Janet Gover is an Australian writer of over a dozen romance novels and more than 20 short stories since 2002. Her work has won numerous awards in the UK and the USA, including the Romantic Novelists' Association's Epic Romantic Novel of the Year (2017) and Elizabeth Goudge Trophy (2007).
Mary Mussi, née Edgar, was a British writer of over 50 romance novels as Mary Howard, who also wrote over 10 gothic romance as Josephine Edgar. She is one of the two novelists to win three times the Romantic Novel of the Year Award by the Romantic Novelists' Association.
Ursula Torday, was a British writer of some 60 gothic, romance and mystery novels from 1935 to 1982. She also used the pseudonyms of Paula Allardyce, Charity Blackstock, Lee Blackstock, and Charlotte Keppel. In 1961, her novel Witches' Sabbath won the Romantic Novel of the Year Award by the Romantic Novelists' Association
Margaret Maddocks, née Margaret Kathleen Avern, was a British writer of 17 gothic and romance novels. Before retiring she wrote her autobiography: An Unlessoned Girl in 1977. She is the only novelist to win four Romantic Novel of the Year Award by the Romantic Novelists' Association.
Suzanne Goodwin, née Suzanne Ebel, was a British writer of over 40 romantic novels and was translated into some 15 languages. Under her maiden name she wrote contemporary romances and British guides, under her married name historical romances, she also used the pseudonym of Cecily Shelbourne. In 1964, her novel Journey from Yesterday won the Romantic Novel of the Year Award awarded by the Romantic Novelists' Association. and in 1986 the British Travel Association Award.
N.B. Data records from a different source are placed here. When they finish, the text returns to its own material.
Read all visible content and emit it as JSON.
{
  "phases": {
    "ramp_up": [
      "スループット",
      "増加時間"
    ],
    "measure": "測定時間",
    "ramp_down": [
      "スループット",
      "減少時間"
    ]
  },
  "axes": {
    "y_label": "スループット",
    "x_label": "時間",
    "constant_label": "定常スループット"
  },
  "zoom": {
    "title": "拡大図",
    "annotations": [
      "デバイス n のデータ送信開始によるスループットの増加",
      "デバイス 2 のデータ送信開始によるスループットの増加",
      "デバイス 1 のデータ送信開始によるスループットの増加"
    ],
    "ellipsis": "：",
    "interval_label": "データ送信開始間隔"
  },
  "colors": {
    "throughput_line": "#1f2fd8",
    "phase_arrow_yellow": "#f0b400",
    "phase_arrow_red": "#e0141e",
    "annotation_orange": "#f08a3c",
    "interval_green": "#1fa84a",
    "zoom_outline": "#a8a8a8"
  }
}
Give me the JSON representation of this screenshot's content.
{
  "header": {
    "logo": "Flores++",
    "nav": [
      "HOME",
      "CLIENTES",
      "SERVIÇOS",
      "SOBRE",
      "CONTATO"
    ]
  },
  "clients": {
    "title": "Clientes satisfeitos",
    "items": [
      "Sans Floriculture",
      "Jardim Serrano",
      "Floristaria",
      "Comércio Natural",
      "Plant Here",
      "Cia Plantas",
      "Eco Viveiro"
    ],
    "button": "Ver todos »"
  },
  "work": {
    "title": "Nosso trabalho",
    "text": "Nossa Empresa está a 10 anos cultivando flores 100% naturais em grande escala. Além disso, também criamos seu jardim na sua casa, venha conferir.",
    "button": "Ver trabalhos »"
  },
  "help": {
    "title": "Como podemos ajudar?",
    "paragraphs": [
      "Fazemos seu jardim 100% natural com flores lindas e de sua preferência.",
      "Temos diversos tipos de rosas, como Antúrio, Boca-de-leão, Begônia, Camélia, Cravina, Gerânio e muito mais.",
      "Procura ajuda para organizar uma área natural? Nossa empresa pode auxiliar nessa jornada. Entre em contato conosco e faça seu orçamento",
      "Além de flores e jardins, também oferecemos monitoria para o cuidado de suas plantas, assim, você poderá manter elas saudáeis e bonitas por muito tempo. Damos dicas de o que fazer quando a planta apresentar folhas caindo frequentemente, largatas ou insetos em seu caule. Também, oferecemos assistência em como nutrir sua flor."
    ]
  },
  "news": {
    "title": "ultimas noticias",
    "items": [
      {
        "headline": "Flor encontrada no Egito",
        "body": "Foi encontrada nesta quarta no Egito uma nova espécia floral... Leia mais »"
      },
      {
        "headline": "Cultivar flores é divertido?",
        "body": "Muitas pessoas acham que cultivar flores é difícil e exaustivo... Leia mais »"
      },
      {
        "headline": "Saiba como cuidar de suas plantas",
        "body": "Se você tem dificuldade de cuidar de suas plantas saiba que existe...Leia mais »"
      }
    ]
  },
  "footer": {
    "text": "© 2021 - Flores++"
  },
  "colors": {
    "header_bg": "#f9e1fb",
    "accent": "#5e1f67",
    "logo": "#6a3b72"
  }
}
Rona Shambrook, née Green, was a British writer of over 50 gothic and romance novels, and some non-fiction books, under the pseudonym of Rona Randall from 1942 to 2001. She also used her married name Rona Shambrook and the pseudonym of Virginia Standage. In 1970, her novel Broken Tapestry won the Romantic Novel of the Year Award by the Romantic Novelists' Association.
Clare Chambers is a British novelist of different genres. In 1999, her novel Learning to Swim won the Romantic Novel of the Year Award by the Romantic Novelists' Association.
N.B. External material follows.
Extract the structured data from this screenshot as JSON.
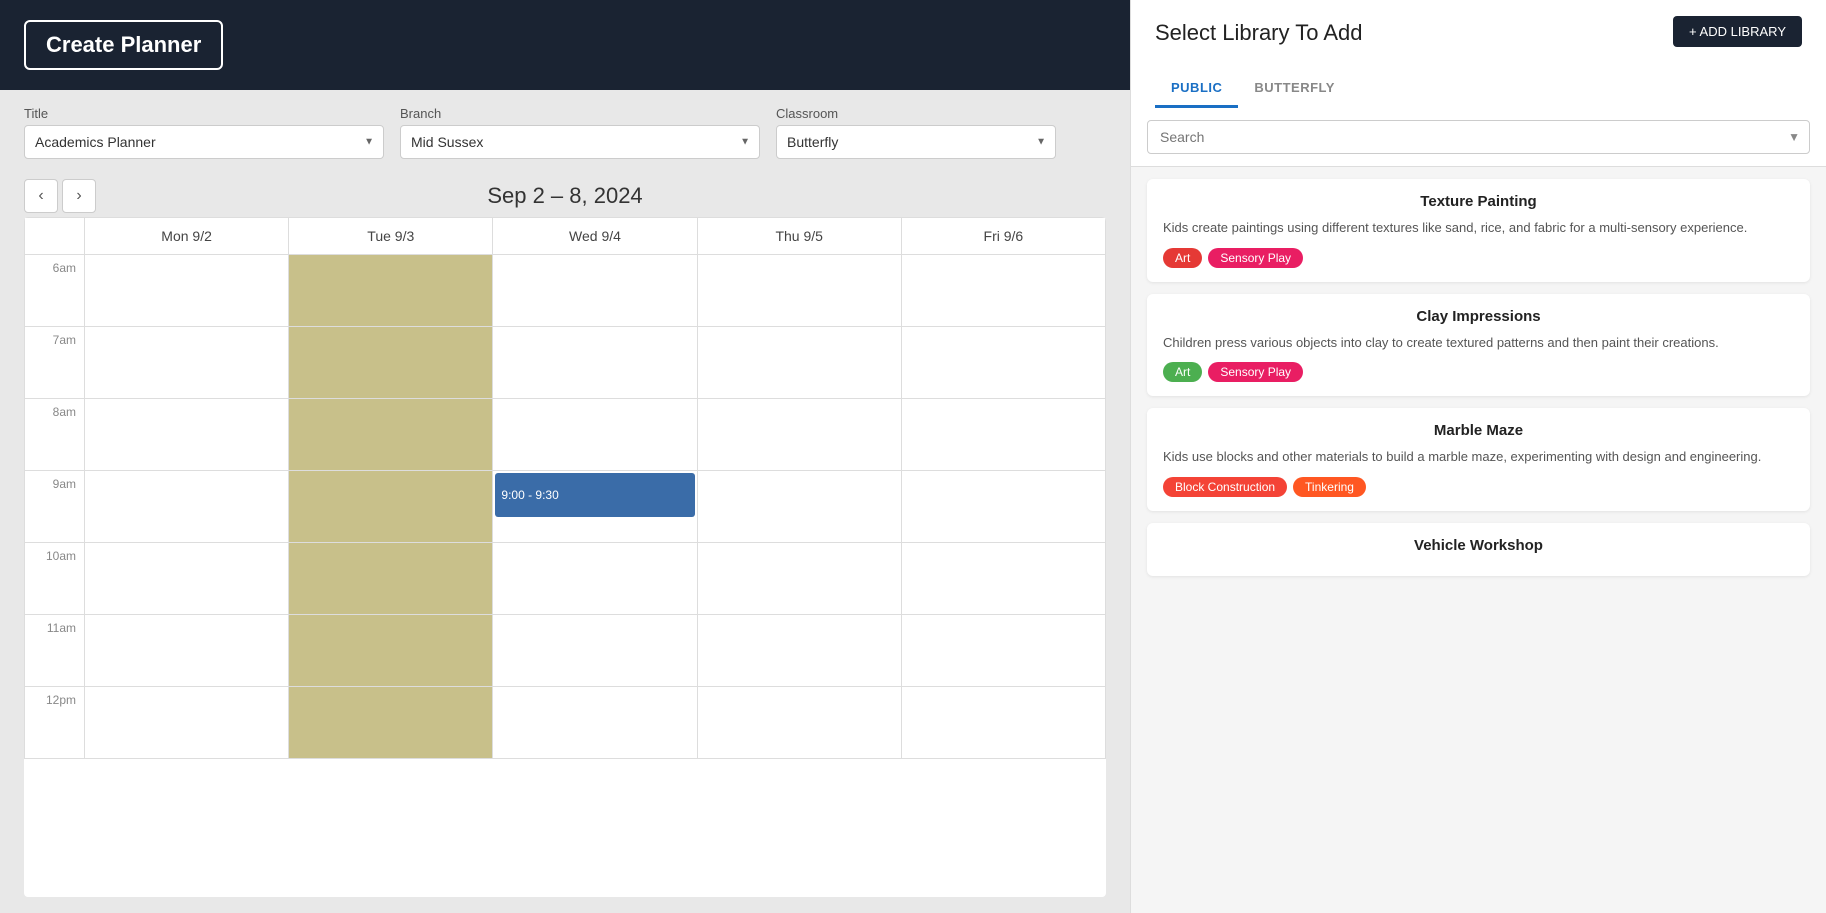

Kristan Higgins is a New York Times, USA Today, Wall Street Journal, and Publishers Weekly bestselling American author of contemporary romance and women's fiction. She is a three-time winner of Romance Writers of America's RITA Award and a five-time nominee for the Kirkus Prize for Best Work of Fiction.
Linda Ruth Barlow is an American author of contemporary romance, historical romance, general fiction, thrillers, and romantic suspense. She has won numerous industry awards, including the 1989 Romance Writers of America RITA Award for Best Single Title Romance for her novel Leaves of Fortune, Romantic Times' Best New Historical Novelist of 1986, and a Lifetime Achievement award from Romantic Times. She is also vice president of Monash Research, an IT consultant firm.